“The memorial is a reminder that in times of national stress there is a tendency to value civil liberties less and make compromises,” said Dale Ikeda, a Superior Court Judge, and chair of the memorial committee. He noted the similarities between the JA story and the events following the Sept. 11 attacks. “The issues are still relevant.”

The proposed Pinedale Memorial has garnered the support of several city councilmembers including District 2 Councilman Brian Calhoun whose area encompasses Pinedale.

“I think it’s a good idea. All the parties involved want — I want — a memorial to be there,” he said. “We want this to be a very nice place … a part of the past, yet a celebration that we’ve moved well beyond that.”

But so far community members and the property owner have not been able to agree on several issues, including where the memorial will be located and how large it will be.

“We’re looking for a compromise,” said Calhoun, who is hopeful that an agreement can be reached by the time the city council meets again in February.
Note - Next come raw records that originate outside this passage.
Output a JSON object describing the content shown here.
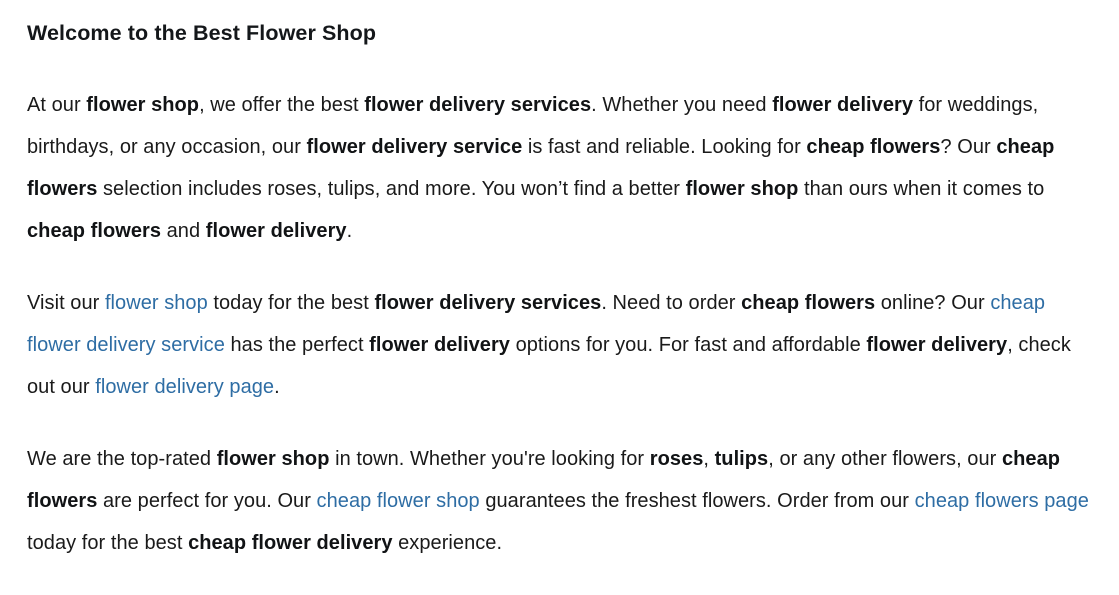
{
  "document": {
    "heading": "Welcome to the Best Flower Shop",
    "link_color": "#2e6da4",
    "text_color": "#1a1a1a",
    "background_color": "#ffffff",
    "paragraphs": [
      {
        "id": "paragraph-1",
        "runs": [
          {
            "type": "text",
            "text": "At our "
          },
          {
            "type": "bold",
            "text": "flower shop"
          },
          {
            "type": "text",
            "text": ", we offer the best "
          },
          {
            "type": "bold",
            "text": "flower delivery services"
          },
          {
            "type": "text",
            "text": ". Whether you need "
          },
          {
            "type": "bold",
            "text": "flower delivery"
          },
          {
            "type": "text",
            "text": " for weddings, birthdays, or any occasion, our "
          },
          {
            "type": "bold",
            "text": "flower delivery service"
          },
          {
            "type": "text",
            "text": " is fast and reliable. Looking for "
          },
          {
            "type": "bold",
            "text": "cheap flowers"
          },
          {
            "type": "text",
            "text": "? Our "
          },
          {
            "type": "bold",
            "text": "cheap flowers"
          },
          {
            "type": "text",
            "text": " selection includes roses, tulips, and more. You won’t find a better "
          },
          {
            "type": "bold",
            "text": "flower shop"
          },
          {
            "type": "text",
            "text": " than ours when it comes to "
          },
          {
            "type": "bold",
            "text": "cheap flowers"
          },
          {
            "type": "text",
            "text": " and "
          },
          {
            "type": "bold",
            "text": "flower delivery"
          },
          {
            "type": "text",
            "text": "."
          }
        ]
      },
      {
        "id": "paragraph-2",
        "runs": [
          {
            "type": "text",
            "text": "Visit our "
          },
          {
            "type": "link",
            "text": "flower shop"
          },
          {
            "type": "text",
            "text": " today for the best "
          },
          {
            "type": "bold",
            "text": "flower delivery services"
          },
          {
            "type": "text",
            "text": ". Need to order "
          },
          {
            "type": "bold",
            "text": "cheap flowers"
          },
          {
            "type": "text",
            "text": " online? Our "
          },
          {
            "type": "link",
            "text": "cheap flower delivery service"
          },
          {
            "type": "text",
            "text": " has the perfect "
          },
          {
            "type": "bold",
            "text": "flower delivery"
          },
          {
            "type": "text",
            "text": " options for you. For fast and affordable "
          },
          {
            "type": "bold",
            "text": "flower delivery"
          },
          {
            "type": "text",
            "text": ", check out our "
          },
          {
            "type": "link",
            "text": "flower delivery page"
          },
          {
            "type": "text",
            "text": "."
          }
        ]
      },
      {
        "id": "paragraph-3",
        "runs": [
          {
            "type": "text",
            "text": "We are the top-rated "
          },
          {
            "type": "bold",
            "text": "flower shop"
          },
          {
            "type": "text",
            "text": " in town. Whether you're looking for "
          },
          {
            "type": "bold",
            "text": "roses"
          },
          {
            "type": "text",
            "text": ", "
          },
          {
            "type": "bold",
            "text": "tulips"
          },
          {
            "type": "text",
            "text": ", or any other flowers, our "
          },
          {
            "type": "bold",
            "text": "cheap flowers"
          },
          {
            "type": "text",
            "text": " are perfect for you. Our "
          },
          {
            "type": "link",
            "text": "cheap flower shop"
          },
          {
            "type": "text",
            "text": " guarantees the freshest flowers. Order from our "
          },
          {
            "type": "link",
            "text": "cheap flowers page"
          },
          {
            "type": "text",
            "text": " today for the best "
          },
          {
            "type": "bold",
            "text": "cheap flower delivery"
          },
          {
            "type": "text",
            "text": " experience."
          }
        ]
      }
    ]
  }
}
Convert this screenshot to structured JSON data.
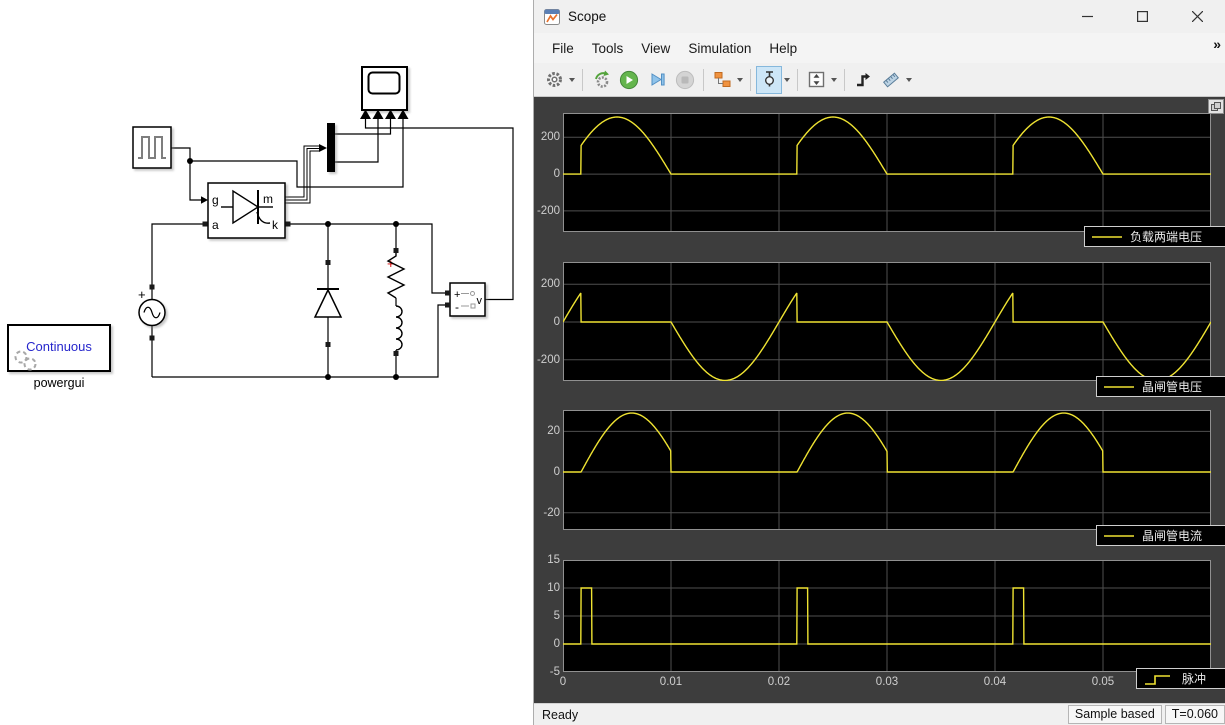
{
  "window": {
    "title": "Scope",
    "menus": [
      "File",
      "Tools",
      "View",
      "Simulation",
      "Help"
    ],
    "status": {
      "left": "Ready",
      "mode": "Sample based",
      "time": "T=0.060"
    }
  },
  "toolbar": {
    "icons": [
      "settings-gear",
      "run-with-stepping",
      "run",
      "step-forward",
      "stop",
      "highlight-simulink-block",
      "cursor-measurements",
      "span-axes",
      "trigger",
      "measurements-ruler"
    ]
  },
  "diagram": {
    "labels": {
      "gate": "g",
      "anode": "a",
      "measurement": "m",
      "cathode": "k",
      "source_plus": "+",
      "load_plus": "+",
      "vm_plus": "+",
      "vm_minus": "-",
      "vm_signal": "v",
      "powergui_mode": "Continuous",
      "powergui_name": "powergui"
    }
  },
  "chart_data": {
    "type": "line",
    "grid": true,
    "line_color": "#efe332",
    "x_axis": {
      "xlim": [
        0,
        0.06
      ],
      "xticks": [
        0,
        0.01,
        0.02,
        0.03,
        0.04,
        0.05
      ],
      "xtick_labels": [
        "0",
        "0.01",
        "0.02",
        "0.03",
        "0.04",
        "0.05"
      ]
    },
    "source_frequency_hz": 50,
    "period_s": 0.02,
    "firing_time_s": 0.00167,
    "firing_angle_deg": 30,
    "end_time_s": 0.06,
    "subplots": [
      {
        "legend": "负载两端电压",
        "kind": "load_voltage",
        "amplitude": 310,
        "ylim": [
          -315,
          332
        ],
        "yticks": [
          -200,
          0,
          200
        ],
        "legend_icon": "line"
      },
      {
        "legend": "晶闸管电压",
        "kind": "thyristor_voltage",
        "amplitude": 310,
        "ylim": [
          -313,
          318
        ],
        "yticks": [
          -200,
          0,
          200
        ],
        "legend_icon": "line"
      },
      {
        "legend": "晶闸管电流",
        "kind": "thyristor_current",
        "peak": 29,
        "conduction_shape_s": 0.0094,
        "ylim": [
          -28.5,
          30.5
        ],
        "yticks": [
          -20,
          0,
          20
        ],
        "legend_icon": "line"
      },
      {
        "legend": "脉冲",
        "kind": "pulse",
        "amplitude": 10,
        "pulse_width_s": 0.001,
        "ylim": [
          -5,
          15
        ],
        "yticks": [
          -5,
          0,
          5,
          10,
          15
        ],
        "legend_icon": "step",
        "show_xticklabels": true
      }
    ]
  }
}
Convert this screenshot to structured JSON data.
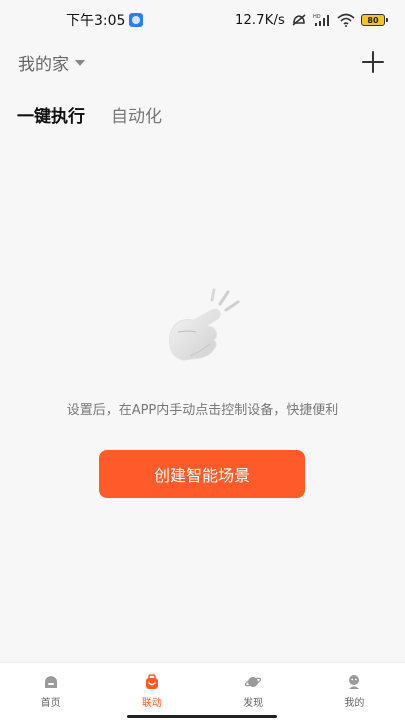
{
  "status_bar": {
    "time": "下午3:05",
    "net_speed": "12.7K/s",
    "network_badge": "HD",
    "battery": "80"
  },
  "header": {
    "home_name": "我的家"
  },
  "tabs": [
    {
      "label": "一键执行",
      "active": true
    },
    {
      "label": "自动化",
      "active": false
    }
  ],
  "empty_state": {
    "message": "设置后，在APP内手动点击控制设备，快捷便利",
    "button_label": "创建智能场景"
  },
  "bottom_nav": [
    {
      "label": "首页",
      "icon": "home-icon",
      "active": false
    },
    {
      "label": "联动",
      "icon": "linkage-icon",
      "active": true
    },
    {
      "label": "发现",
      "icon": "planet-icon",
      "active": false
    },
    {
      "label": "我的",
      "icon": "profile-icon",
      "active": false
    }
  ],
  "colors": {
    "accent": "#ff5a2a",
    "background": "#f7f7f7"
  }
}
The owners had offered a memorial within a 90-foot traffic turnaround and $25,000 with the condition that the memorial site be operated by the city of Fresno. But committee members rejected the idea believing the turnaround area would cause a traffic hazard and does not allow passersby a chance to appreciate the memorial.

The committee wants a .5-acre of land adjacent to the turnaround for the memorial and $100,000 for landscaping and interpretive materials for the memorial. Architect Irv Miyamoto and landscape architect Paul Saito have volunteered their services for the project which will use materials from the current building.

“We can’t deal with the developers directly but we are willing to do this project with the city,” said Ikeda, who indicated that talks with the developers have thus far not been fruitful.

Al Solis, planning consultant for Sol Development Associates, has been contracted by Granum Partners to work with the city to come up with an acceptable memorial.

“We’re working on a compromise to meet everyone’s expectations,” said Solis, who noted that architects from both sides are currently working on a proposal. “We’re letting the two sides work it out.”

From May 7 to July 23 in 1942 more than 4,800 JAs, largely from Oregon, Washington, and Sacramento, made their way to the Pinedale Assembly Center. The building was eventually established by the U.S. Army as an Army and Air Force base on Aug. 1, 1942, and was also the former location for the Sugar Pine Lumber Co.

Dr. George Suda, 90, had just gotten out of Dental College when he entered the Pinedale Assembly Center with his parents and sister.

“It was a desert, a place where no one should be living,” recalled Suda. “There was nothing but squirrels and rabbits, basically a hunting ground.”

Jack Hata, 84, remembers the exact day he was taken to Pinedale with his mother. “It was May 17, 1942 — my 21st birthday,” he said. His father was interned separately.

Suda would eventually end up at the Gila River camp and Hata spent time in Tule Lake. Both men agree that a Pinedale Memorial is a good idea.

“I think it will be nice,” said Suda. “People still don’t know anything about this story.”

Added Hata, “I think it’s nice that a city is willing to put up a memorial.”

The idea for a memorial and entry into the local register of historic resources is not unprecedented. In 1992 The Fresno County Fairgrounds, also a location for a temporary assembly center for JAs during WWII, was approved as a California Historic Landmark and today a memorial sits on the former site.

In addition the Manzanar camp was approved as a National Historic Landmark in 1985 and there is currently a proposal to approve the same status for the Tule Lake camp. Late last year HR 1492, the Camp Preservation Bill, was unanimously approved by the House. The bill would designate $38 million in grants for the preservation of the internment camps and the various assembly centers, including Pinedale.

Although Ikeda is hopeful a decision on the memorial will be made at the Feb. 28 council meeting he believes they may be heading towards a lengthy process.

“There will be some sort of memorial but the question is what scope,” he said. “Personally I want at least a groundbreaking by Feb. 19, 2007, if not a completed project.”